As we reach the end of another school year, many school pupils are preparing for the next stage of their journey towards the working world. Many will go on to higher education. For others, college or training beckons but for many, there is an eagerness to move straight into the workplace.

Lauren Brown, Project Manager, Developing the Young Workforce West Lothian

Lauren Brown, Project Manager, Developing the Young Workforce West Lothian

On the flip side, an increasing number of companies are not only aware of the need to attract young people into their industry, they are recognising that the bright sparks they are so keen to recruit are no longer exclusively university graduates. In fact, in an education system that is continually evolving, employers can often find shining stars by paying a visit to the school classroom.

Hosted by West Lothian Chamber of Commerce as part of the Scottish Government’s National Youth Employment Strategy, Developing the Young Workforce (DYW) in West Lothian has, at its core, an aim to significantly reduce youth unemployment and strengthen links between education and business for the benefit of the region’s young people and the local business community.

Connecting local businesses with schools ensures that young people are equipped with the skills that local companies are looking for, harnessing an emerging talent pool for employers and helping local businesses to attract the next generation workforce into their industry.

Businesses intervening at an early stage of a young person’s education maximises their chances of making informed career choices, and encourages them to consider local job opportunities which impacts positively on the local economy.

Yet, whilst some of this focus lies with the ‘push’ from education in enabling young people to study a wide range of subjects which gives them a broad scope of skills and experiences, there is also a need for a ‘pull’ from more of the region’s employers to tap into this rich resource of talent within schools and colleges.

After all, investing time in developing these young people will serve to boost the long-term prospects of any forward-thinking business.

In 2016, just under 90 per cent of 16-19 year olds in West Lothian were either in further education, training or work. Youth unemployment in the region is in single figures in percentage terms and is testament to the local strategy of up-skilling our young workforce.

With around 1,200 apprentices in training across West Lothian, and the introduction of the innovative Foundation Apprenticeship programme which combines the school, college and workplace experiences, the value of up-skilling the workforce through apprenticeships is well-recognised. However, these successes will only continue a positive trajectory with the involvement of more local businesses.

So why are local businesses getting involved with the DYW project? Not only does it facilitate business growth and sustainability, it also helps businesses to address future skills shortages. Succession planning weighs heavily on the minds of many employers and engaging with the workforce of the future provides an effective solution to this.

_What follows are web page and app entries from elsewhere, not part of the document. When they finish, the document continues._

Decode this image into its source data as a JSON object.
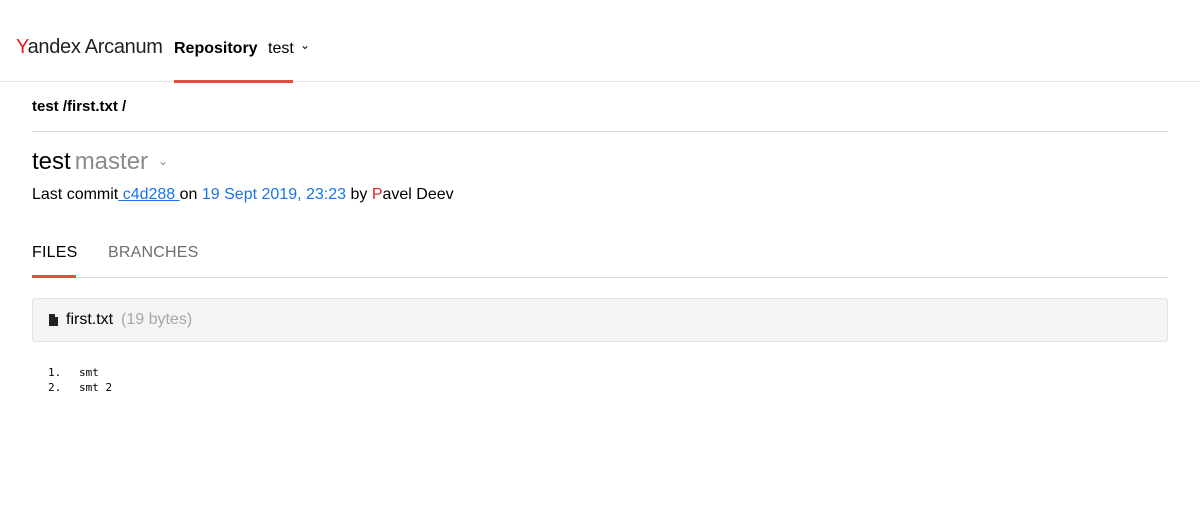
{
  "header": {
    "logo_y": "Y",
    "logo_rest": "andex",
    "logo_product": "Arcanum",
    "nav_label": "Repository",
    "repo_name": "test"
  },
  "breadcrumb": {
    "repo": "test",
    "path": "/first.txt",
    "sep": "/"
  },
  "title": {
    "repo": "test",
    "branch": "master"
  },
  "commit": {
    "prefix": "Last commit",
    "hash": " c4d288 ",
    "on": "on ",
    "date": "19 Sept 2019, 23:23",
    "by": " by ",
    "author_first": "P",
    "author_rest": "avel Deev"
  },
  "tabs": {
    "files": "FILES",
    "branches": "BRANCHES"
  },
  "file": {
    "name": "first.txt",
    "size": "(19 bytes)"
  },
  "code_lines": [
    {
      "num": "1.",
      "text": "smt"
    },
    {
      "num": "2.",
      "text": "smt 2"
    }
  ],
  "colors": {
    "accent": "#e34d43",
    "link": "#1a73e8",
    "brand_red": "#e31e24"
  }
}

Furthermore, it is an opportunity to gain fresh young perspective on company processes, giving businesses a competitive edge in the market by revitalising and modernising existing approaches. Remember too, 
that we have very skilful school-leavers who are technology savvy, with social media and digital know-how that is invaluable to any Scottish business.

In the past, young people entered the workplace having had limited interactions with local businesses during their time in education. This not only affected young people’s understanding of what was expected of them in the workplace, it also did not open their eyes to the wealth of opportunities on their doorstep.

There is now a recognition that business involvement in education is vital in ensuring young people develop as effective employees, and our schools and colleges are embracing the drive to channel their energies and focus into the DYW agenda.

The collective and collaborative effort from DYW, education and businesses is empowering our school leavers to be bright, confident and effective individuals, who make a 
valuable contribution to the workforce.

Lauren Brown, Project Manager, Developing the Young Workforce West Lothian